Records from a collection
= = = = = = =

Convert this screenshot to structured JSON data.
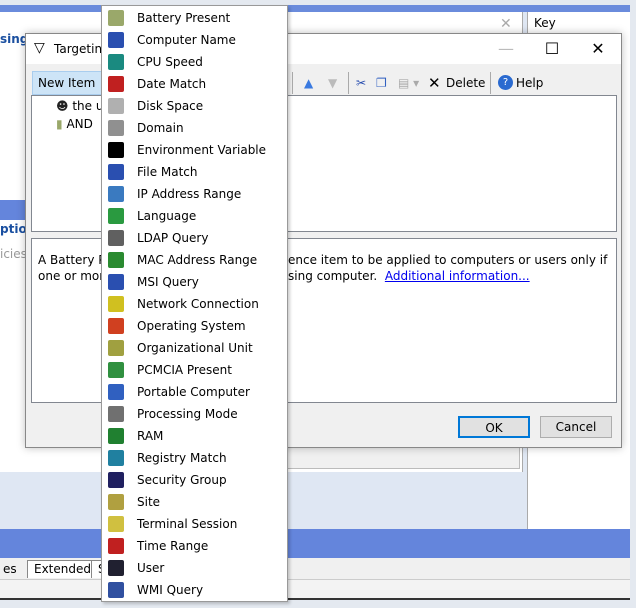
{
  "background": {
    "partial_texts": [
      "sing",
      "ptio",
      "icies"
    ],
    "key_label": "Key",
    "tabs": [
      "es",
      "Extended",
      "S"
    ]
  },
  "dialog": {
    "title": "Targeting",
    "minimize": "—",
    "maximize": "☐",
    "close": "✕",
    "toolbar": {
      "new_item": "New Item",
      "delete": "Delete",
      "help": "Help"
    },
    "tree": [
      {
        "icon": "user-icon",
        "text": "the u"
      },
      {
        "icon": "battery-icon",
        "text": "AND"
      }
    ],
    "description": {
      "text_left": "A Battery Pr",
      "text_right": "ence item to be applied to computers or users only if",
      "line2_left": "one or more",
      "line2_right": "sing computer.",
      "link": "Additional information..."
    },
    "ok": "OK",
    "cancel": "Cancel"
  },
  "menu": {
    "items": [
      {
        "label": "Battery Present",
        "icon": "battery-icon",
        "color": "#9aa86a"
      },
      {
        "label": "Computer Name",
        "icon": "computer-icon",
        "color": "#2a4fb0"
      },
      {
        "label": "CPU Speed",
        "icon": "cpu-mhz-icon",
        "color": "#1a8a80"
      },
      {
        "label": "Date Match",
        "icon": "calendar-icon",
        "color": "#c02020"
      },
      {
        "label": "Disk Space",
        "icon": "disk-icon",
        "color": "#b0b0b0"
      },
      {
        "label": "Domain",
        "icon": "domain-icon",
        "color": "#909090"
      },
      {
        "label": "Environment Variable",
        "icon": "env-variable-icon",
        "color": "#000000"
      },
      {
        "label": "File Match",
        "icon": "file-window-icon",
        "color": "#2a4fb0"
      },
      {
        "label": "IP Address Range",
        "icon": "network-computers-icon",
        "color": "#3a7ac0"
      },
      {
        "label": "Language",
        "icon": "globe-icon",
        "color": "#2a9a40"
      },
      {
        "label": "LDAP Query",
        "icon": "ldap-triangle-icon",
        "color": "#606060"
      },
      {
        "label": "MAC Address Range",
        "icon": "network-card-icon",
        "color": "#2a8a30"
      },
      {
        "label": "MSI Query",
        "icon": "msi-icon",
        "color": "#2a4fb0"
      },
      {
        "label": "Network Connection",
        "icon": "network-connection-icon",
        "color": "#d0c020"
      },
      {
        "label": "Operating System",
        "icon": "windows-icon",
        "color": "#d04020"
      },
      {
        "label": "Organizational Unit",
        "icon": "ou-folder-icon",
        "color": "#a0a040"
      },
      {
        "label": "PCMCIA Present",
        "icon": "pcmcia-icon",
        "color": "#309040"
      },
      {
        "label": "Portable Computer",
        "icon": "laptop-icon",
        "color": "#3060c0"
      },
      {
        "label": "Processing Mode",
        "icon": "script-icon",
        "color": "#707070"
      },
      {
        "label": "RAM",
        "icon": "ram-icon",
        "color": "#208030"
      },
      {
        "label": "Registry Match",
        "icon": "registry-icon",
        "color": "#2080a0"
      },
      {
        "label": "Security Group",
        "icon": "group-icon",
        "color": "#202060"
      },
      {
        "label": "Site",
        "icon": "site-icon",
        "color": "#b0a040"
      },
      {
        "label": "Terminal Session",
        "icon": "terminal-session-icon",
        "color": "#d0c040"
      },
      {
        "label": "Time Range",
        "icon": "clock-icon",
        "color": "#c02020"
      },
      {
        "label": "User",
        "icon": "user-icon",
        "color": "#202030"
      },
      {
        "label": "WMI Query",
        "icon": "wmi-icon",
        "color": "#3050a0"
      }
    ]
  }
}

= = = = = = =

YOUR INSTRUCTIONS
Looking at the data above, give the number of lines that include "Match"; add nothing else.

COMPLETED TASK
3